“A sound internal control environment, accounting framework, and organizational structure” is criteria number one in DFARS 252.242-7006 Accounting Systems. In fact, all six of the business systems identified in DFARS 252.242-7005 Contractor Business Systems, or commonly known as the “DFARS Business Systems Rule”, references adequate internal controls and the reliability of data. Even more far-reaching than DFARS is that FAR, adhered to by most, if not all US Federal Government agencies, requires adequate contractor internal controls over financial data relied upon for acquisitions. For the purposes of this blog, we shall focus primarily on the DFARS Business Systems Rule as it applies to defense contractors because of the activities of DCAA.

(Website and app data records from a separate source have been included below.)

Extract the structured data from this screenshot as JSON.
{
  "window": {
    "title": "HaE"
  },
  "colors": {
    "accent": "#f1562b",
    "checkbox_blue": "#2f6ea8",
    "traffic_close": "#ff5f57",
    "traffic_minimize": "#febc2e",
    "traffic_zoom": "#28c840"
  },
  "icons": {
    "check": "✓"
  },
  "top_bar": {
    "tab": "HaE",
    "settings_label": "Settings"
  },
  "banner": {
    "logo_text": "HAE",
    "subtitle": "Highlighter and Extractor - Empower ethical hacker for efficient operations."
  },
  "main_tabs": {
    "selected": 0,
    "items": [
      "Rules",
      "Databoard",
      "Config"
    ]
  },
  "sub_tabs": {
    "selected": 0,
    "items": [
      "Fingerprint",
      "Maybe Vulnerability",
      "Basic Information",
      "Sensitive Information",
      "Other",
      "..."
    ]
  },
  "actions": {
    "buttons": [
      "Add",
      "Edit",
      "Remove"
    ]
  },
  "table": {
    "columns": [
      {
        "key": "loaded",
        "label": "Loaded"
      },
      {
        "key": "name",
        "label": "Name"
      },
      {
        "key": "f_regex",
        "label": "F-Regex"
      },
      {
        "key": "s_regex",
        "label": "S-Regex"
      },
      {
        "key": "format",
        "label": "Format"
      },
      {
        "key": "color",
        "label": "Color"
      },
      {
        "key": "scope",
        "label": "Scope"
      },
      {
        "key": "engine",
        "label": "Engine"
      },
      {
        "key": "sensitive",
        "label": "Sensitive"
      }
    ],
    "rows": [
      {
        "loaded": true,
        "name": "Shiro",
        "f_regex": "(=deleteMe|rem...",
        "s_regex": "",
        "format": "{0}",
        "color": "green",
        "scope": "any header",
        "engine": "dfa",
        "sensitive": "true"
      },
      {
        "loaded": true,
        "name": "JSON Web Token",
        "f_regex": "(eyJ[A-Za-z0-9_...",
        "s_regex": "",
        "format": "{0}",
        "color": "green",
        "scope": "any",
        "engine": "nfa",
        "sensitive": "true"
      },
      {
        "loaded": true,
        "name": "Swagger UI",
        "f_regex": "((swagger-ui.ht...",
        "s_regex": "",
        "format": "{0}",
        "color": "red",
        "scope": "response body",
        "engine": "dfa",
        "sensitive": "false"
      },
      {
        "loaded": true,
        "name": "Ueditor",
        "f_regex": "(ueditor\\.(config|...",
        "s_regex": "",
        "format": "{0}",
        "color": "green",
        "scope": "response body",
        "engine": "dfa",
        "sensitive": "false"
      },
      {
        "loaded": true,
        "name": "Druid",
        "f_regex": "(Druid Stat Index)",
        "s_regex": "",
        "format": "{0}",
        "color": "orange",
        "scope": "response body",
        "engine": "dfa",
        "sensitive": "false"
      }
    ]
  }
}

DCAA considers the automated aspects of contractors’ business systems includable in reviews of internal controls even though they are not specifically spelled out in the DFARS Business Systems Rule. Long before this rule, DCAA considered audits of Automated Data Processing (ADP), Electronic Data Processing (EDP), Information Technology (IT), Information Systems (IS), or whatever the times may call for of audits of these aspects of internal control fundamentals to study a contractor’s internal controls. In fact, for the almost two decades prior to the May 18, 2011, formal promulgation of the Business Systems Rule, DCAA identified audits of EDP GIC (General Internal Controls) as one of the ten ICAPS (Internal Control Audit Planning Summary) audits necessary for internal control adequacy determinations. For years, even before the advent of ICAPS in the early 1990s, DCAA had individuals and teams of auditors whose primary responsibility was audits of automated internal controls.
Several factors dictated whether or not these audits were performed: funding, available resources, audit management interests, etc. Regardless of the emphasis on these audits, they have always been in DCAA’s inventory of potential audits. For the past several years and for the most part, due to its incurred cost backlog and purported manpower shortages, DCAA has forgotten these audits. Increasing inquiries from Redstone clients makes it appear that DCAA is again taking an interest in these “EDP” audits. Why the interest now? Who knows? It could be decreasing incurred cost backlog which was bound to happen because of the focus over the past few years. It could be all the hacking stories to other government agencies causing concern with contractor computer systems. Perhaps, the reason is merely an anomaly due to a few persons’ love of all things computers.It doesn’t really matter why DCAA has renewed its interest in this area. The important thing is for contractors to be prepared. If not prepared and DCAA performs one of these types of audits on a standalone basis or as part of another business system audit, a contractor could have its system reported as having a “significant deficiency” as defined in DFARS 252.242-7005. At the very least, being ill-prepared for a DCAA audit will result in a very awkward entrance conference because your walk-through of your system compliance will unlikely map to or address DCAA expectations. In all likelihood, two potential outcomes may emerge. DCAA will truncate the audit (having enough to cite one or more deficiencies based upon initial inquiries), or DCAA will continue the audit to add to its “hit-list”. Ultimately, all kinds of nasty things could happen, such as withholds, the prevention of future contract awards, i.e., inadequate accounting system and other “punishments” deemed appropriate by a contracting officer.
We reiterate that the important thing is for contractors to be prepared. Perform a critical and honest self-assessment and/or engage with a firm like Redstone to execute an independent review of your automated internal controls. At the very least, peruse DCAA’s EDP GIC (General Internal Controls) audit program and Contract Audit Manual found on its website to familiarize yourself with the auditor’s expectations as well as identifying and addressing any issues you may discover. In the alternative, I was prone to say, or, at least, thought of saying, to my auditors and supervisors during my days as a DCAA Manager, “DO SOMETHING.”